BEGIN Material provided
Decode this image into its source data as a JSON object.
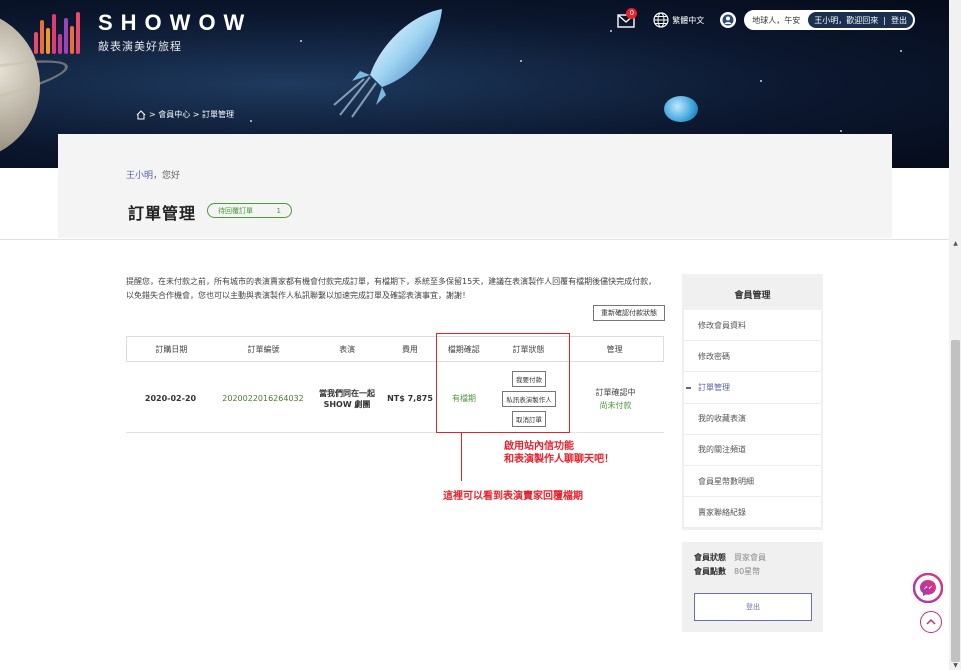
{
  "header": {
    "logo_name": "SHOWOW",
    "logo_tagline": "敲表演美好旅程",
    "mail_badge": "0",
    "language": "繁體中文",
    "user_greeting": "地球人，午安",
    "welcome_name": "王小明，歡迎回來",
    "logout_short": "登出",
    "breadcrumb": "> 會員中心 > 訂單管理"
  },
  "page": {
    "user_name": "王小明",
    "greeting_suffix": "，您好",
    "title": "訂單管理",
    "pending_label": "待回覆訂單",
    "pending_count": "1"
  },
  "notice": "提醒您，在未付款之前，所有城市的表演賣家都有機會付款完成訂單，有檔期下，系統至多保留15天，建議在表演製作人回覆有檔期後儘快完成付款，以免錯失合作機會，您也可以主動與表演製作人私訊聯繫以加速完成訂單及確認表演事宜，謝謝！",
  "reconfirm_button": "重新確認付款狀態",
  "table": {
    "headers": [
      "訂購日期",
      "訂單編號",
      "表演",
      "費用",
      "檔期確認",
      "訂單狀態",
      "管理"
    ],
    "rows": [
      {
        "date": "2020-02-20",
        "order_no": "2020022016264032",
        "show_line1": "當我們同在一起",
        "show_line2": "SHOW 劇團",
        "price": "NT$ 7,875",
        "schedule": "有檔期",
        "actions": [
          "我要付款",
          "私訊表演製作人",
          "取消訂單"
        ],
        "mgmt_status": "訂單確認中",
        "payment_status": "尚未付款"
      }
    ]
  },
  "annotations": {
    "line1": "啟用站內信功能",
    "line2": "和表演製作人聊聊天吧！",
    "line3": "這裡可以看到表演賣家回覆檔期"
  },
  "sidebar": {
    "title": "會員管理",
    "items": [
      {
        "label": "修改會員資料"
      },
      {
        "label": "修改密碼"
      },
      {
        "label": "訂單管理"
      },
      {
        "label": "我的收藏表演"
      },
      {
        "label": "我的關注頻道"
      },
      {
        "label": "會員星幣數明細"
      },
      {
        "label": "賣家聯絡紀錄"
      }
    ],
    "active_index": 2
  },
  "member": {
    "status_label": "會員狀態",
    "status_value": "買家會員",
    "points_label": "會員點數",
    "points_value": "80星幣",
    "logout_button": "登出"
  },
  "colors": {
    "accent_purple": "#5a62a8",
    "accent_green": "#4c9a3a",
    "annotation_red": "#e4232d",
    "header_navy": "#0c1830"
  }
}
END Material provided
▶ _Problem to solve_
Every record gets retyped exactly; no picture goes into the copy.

▶ _Response area_
Decode this image into its source data as a JSON object.
{
  "header": {
    "logo_name": "SHOWOW",
    "logo_tagline": "敲表演美好旅程",
    "mail_badge": "0",
    "language": "繁體中文",
    "user_greeting": "地球人，午安",
    "welcome_name": "王小明，歡迎回來",
    "logout_short": "登出",
    "breadcrumb": "> 會員中心 > 訂單管理"
  },
  "page": {
    "user_name": "王小明",
    "greeting_suffix": "，您好",
    "title": "訂單管理",
    "pending_label": "待回覆訂單",
    "pending_count": "1"
  },
  "notice": "提醒您，在未付款之前，所有城市的表演賣家都有機會付款完成訂單，有檔期下，系統至多保留15天，建議在表演製作人回覆有檔期後儘快完成付款，以免錯失合作機會，您也可以主動與表演製作人私訊聯繫以加速完成訂單及確認表演事宜，謝謝！",
  "reconfirm_button": "重新確認付款狀態",
  "table": {
    "headers": [
      "訂購日期",
      "訂單編號",
      "表演",
      "費用",
      "檔期確認",
      "訂單狀態",
      "管理"
    ],
    "rows": [
      {
        "date": "2020-02-20",
        "order_no": "2020022016264032",
        "show_line1": "當我們同在一起",
        "show_line2": "SHOW 劇團",
        "price": "NT$ 7,875",
        "schedule": "有檔期",
        "actions": [
          "我要付款",
          "私訊表演製作人",
          "取消訂單"
        ],
        "mgmt_status": "訂單確認中",
        "payment_status": "尚未付款"
      }
    ]
  },
  "annotations": {
    "line1": "啟用站內信功能",
    "line2": "和表演製作人聊聊天吧！",
    "line3": "這裡可以看到表演賣家回覆檔期"
  },
  "sidebar": {
    "title": "會員管理",
    "items": [
      {
        "label": "修改會員資料"
      },
      {
        "label": "修改密碼"
      },
      {
        "label": "訂單管理"
      },
      {
        "label": "我的收藏表演"
      },
      {
        "label": "我的關注頻道"
      },
      {
        "label": "會員星幣數明細"
      },
      {
        "label": "賣家聯絡紀錄"
      }
    ],
    "active_index": 2
  },
  "member": {
    "status_label": "會員狀態",
    "status_value": "買家會員",
    "points_label": "會員點數",
    "points_value": "80星幣",
    "logout_button": "登出"
  },
  "colors": {
    "accent_purple": "#5a62a8",
    "accent_green": "#4c9a3a",
    "annotation_red": "#e4232d",
    "header_navy": "#0c1830"
  }
}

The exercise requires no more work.